In the latest report commissioned by GSMA and prepared by DT Economics entitled, “Safeguarding the road to 5G in Malaysia: An economic risk assessment of Malaysia’s 5G plan” (August 2021), eight “risks” have been identified with the SWN model in the form of DNB.
Some of these are as follows:
Risks 1 – Lack of clarity in policy objectives (& 8 – Lack of clarity of DNB mandate)
“Clarity on these objectives is a must to ensure the DNB is fit for its purpose, subject to an appropriate regulatory framework and its performance is judged against an appropriate set of indicators”.
EMIR Research comments: DNB’s role may well, in practice, duplicate that of the MCMC as regulator and supervisor of the telco sector. This is especially where DNB can be used to shield telcos from legally warranted intrusion by the MCMC for anti-competitive activities in the future.
The “intermediation” of DNB can disincentivise telcos from taking early action to remedy any defects arising from the 5G rollout. This is so since the burden of responsibility can be easily shifted back to DNB.
Risks 2 – Adverse impact on economic efficiency (& Risk 3 – Unclear approach to spectrum pricing)
“Given one of the Malaysian Government’s key considerations is to reduce the deployment costs of the 5G network, there is a risk that productive efficiency (e.g., lower costs of network deployment) is maximised to the detriment of allocative and dynamic efficiency (e.g., innovation in the type and quality of 5G services offered over time). As a monopoly network operator, it is vital that the DNB is incentivised to invest and innovate”.

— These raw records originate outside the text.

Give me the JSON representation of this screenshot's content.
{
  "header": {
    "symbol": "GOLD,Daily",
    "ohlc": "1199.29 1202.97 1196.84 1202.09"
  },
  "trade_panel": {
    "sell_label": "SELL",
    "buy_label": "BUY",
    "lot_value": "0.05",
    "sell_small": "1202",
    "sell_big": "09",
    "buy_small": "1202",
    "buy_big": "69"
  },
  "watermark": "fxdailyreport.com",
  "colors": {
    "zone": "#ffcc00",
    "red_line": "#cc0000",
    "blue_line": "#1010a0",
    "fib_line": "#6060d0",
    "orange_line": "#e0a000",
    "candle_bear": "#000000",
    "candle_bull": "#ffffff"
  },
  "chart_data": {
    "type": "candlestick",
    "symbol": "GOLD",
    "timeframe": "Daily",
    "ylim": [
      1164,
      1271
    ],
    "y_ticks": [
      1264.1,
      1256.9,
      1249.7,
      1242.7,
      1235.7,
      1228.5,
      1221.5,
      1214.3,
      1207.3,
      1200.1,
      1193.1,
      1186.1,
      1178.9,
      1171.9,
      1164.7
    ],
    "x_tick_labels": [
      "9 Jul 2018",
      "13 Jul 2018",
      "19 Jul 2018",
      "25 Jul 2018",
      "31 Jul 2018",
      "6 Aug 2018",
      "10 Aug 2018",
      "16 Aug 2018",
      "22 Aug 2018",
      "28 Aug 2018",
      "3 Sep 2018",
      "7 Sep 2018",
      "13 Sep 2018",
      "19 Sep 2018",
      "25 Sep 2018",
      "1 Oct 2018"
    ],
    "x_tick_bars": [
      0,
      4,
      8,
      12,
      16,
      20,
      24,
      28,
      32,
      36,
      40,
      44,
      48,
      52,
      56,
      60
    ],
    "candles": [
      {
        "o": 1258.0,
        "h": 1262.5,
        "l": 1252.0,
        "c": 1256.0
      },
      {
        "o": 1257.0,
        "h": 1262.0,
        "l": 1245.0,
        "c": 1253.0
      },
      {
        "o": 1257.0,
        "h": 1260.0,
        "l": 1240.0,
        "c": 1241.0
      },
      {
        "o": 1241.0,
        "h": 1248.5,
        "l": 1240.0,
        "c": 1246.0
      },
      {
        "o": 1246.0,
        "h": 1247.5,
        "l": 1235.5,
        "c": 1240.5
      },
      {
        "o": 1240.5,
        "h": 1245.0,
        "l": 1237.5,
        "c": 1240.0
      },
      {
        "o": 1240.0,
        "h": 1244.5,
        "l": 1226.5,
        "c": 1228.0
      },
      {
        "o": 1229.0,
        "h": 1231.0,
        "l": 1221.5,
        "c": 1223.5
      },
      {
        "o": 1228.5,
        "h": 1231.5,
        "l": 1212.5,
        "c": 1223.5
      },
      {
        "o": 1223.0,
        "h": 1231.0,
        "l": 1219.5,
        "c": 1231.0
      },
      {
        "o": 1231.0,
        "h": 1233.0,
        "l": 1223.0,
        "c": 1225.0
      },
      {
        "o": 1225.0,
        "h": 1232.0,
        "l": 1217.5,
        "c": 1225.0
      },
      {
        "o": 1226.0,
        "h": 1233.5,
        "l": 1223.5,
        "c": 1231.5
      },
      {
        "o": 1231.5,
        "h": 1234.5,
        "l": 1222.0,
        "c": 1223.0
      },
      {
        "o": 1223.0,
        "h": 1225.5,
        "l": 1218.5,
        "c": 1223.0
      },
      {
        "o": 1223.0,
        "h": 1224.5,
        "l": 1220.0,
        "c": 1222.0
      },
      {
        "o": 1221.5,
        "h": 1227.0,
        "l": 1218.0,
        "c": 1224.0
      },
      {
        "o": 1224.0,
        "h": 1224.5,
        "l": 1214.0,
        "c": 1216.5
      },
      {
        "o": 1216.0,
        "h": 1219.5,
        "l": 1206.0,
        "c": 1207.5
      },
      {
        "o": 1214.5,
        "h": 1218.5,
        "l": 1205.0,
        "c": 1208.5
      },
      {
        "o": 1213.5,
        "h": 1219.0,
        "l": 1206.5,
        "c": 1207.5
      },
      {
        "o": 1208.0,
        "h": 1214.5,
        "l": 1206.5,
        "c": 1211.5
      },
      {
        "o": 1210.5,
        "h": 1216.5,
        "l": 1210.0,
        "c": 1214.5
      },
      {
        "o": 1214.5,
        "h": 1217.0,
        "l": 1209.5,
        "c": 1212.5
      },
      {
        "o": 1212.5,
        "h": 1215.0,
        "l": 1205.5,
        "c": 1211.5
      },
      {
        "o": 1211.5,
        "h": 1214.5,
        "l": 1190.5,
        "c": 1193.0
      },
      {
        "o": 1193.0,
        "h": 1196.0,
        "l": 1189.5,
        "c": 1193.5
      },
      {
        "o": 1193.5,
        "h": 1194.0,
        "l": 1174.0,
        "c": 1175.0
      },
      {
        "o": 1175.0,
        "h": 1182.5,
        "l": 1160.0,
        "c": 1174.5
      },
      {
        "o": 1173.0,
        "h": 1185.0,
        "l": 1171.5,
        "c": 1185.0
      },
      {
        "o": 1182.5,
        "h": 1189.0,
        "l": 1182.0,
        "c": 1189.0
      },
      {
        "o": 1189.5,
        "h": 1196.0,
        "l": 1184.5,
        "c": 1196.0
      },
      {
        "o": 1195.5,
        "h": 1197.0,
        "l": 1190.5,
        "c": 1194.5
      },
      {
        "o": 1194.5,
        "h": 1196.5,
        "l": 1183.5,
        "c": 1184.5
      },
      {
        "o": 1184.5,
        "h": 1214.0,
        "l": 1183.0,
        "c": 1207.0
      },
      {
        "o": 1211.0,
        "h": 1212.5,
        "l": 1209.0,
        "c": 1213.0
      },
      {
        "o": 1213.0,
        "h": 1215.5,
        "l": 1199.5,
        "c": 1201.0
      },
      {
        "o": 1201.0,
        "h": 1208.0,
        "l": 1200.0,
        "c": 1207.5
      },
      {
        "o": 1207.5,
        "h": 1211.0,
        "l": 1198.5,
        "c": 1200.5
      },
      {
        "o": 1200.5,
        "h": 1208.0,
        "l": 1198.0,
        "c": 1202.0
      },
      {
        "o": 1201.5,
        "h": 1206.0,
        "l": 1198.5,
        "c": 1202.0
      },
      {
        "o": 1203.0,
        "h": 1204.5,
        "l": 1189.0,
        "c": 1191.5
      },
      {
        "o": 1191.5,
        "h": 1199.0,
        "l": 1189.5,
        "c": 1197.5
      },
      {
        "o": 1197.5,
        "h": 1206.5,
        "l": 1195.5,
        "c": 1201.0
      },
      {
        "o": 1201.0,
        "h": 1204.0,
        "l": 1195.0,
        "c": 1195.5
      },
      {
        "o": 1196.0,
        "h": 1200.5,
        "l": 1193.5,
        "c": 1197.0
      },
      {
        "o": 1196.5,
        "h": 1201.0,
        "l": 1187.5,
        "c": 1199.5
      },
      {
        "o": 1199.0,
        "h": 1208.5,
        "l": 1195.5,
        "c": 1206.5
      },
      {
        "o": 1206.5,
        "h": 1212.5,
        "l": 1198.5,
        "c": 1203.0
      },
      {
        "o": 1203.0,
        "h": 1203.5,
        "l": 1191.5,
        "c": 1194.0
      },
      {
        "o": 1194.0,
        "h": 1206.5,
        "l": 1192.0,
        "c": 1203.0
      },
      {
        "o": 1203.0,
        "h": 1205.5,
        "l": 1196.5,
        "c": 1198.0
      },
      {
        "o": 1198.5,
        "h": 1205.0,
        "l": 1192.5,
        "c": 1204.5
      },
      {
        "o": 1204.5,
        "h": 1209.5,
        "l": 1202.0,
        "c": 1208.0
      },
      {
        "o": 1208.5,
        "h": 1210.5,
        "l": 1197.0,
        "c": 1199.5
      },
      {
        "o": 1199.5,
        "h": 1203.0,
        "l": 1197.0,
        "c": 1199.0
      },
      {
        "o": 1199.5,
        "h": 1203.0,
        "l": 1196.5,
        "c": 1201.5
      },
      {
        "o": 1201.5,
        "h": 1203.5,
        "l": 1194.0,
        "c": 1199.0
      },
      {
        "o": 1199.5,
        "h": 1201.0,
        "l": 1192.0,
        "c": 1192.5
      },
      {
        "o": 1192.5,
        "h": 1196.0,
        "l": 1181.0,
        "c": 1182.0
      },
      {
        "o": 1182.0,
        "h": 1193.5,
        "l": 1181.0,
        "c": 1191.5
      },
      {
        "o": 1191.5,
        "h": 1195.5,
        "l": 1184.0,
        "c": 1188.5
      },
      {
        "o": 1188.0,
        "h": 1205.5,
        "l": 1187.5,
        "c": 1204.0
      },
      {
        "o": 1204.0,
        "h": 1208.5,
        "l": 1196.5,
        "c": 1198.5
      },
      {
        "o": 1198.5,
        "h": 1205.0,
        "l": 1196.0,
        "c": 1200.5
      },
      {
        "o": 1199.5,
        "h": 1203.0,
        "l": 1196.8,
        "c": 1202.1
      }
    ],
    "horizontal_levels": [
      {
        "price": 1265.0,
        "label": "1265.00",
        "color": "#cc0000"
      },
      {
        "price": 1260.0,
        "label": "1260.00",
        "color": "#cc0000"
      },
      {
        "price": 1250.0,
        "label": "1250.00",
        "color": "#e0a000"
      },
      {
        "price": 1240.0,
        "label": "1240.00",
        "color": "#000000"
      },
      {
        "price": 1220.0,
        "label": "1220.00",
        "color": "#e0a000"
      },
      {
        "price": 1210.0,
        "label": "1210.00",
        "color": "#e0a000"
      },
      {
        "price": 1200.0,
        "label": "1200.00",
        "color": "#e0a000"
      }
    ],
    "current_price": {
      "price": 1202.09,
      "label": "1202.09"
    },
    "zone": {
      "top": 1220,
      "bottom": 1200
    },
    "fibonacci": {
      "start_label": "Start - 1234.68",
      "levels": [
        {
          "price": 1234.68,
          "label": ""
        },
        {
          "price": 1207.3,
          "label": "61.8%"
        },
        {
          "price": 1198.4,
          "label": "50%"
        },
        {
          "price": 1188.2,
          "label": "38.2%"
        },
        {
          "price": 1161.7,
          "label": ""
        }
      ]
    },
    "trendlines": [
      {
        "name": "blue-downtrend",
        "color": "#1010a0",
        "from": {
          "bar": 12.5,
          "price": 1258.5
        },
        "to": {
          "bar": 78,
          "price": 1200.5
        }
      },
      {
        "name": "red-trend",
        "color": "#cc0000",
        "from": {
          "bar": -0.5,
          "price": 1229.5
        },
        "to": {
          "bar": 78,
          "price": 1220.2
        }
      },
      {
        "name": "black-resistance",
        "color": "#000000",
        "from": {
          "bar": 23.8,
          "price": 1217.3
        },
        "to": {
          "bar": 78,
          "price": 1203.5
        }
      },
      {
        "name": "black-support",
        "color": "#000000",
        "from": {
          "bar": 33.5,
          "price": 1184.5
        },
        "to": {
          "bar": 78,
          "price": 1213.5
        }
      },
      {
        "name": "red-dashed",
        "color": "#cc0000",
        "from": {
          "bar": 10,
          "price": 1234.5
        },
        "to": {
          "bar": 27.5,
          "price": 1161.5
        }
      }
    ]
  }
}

EMIR Research comments: Although the government has assured that DNB will only charge less than 20 sen per gigabyte (GB) under a cost-recovery model, there is no guarantee that this translates into an automatic savings for the consumer – in the form of RM1 per GB as opposed to RM2 per GB under 4G. Should merger among the big telco players/major MNOs, e.g., Celcom and Digi go ahead, this reduces competition which could stifle cheaper consumer prices.
And is the government expected to step in and subsidise the costs should there be overruns in the event?
In addition, GSMA’s report, “Single wholesale networks and network sharing: sharpening discussions on the 5G repercussions” (December 2021) highlighted the constraints of a SWN on innovative services e.g., network slicing (i.e., the division of network capacity to meet the different traffic load under market segmentation) and edge computing.
Although the government is reported to be relooking at the SWN model, certain parties are adamant that it’s still the best route, going forward.
In the final analysis, the policy pendulum has so far swung from direct negotiation under the “infamous” ministerial order to SWN which equally has provoked lacklustre response from the industry and market.
As such, SWN only works when there is industry and market confidence.
That the SWN has raised more questions and doubt than answers, and the fact that the government is compelled to relook at the model could well point to its eventual expiry.
* Dr Rais Hussin & Jason Loh Seong Wei are part of the research team of EMIR Research, an independent think tank focused on strategic policy recommendations based on rigorous research.
**The views and opinions expressed in this article are those of the author(s) and do not necessarily reflect the position of Astro AWANI.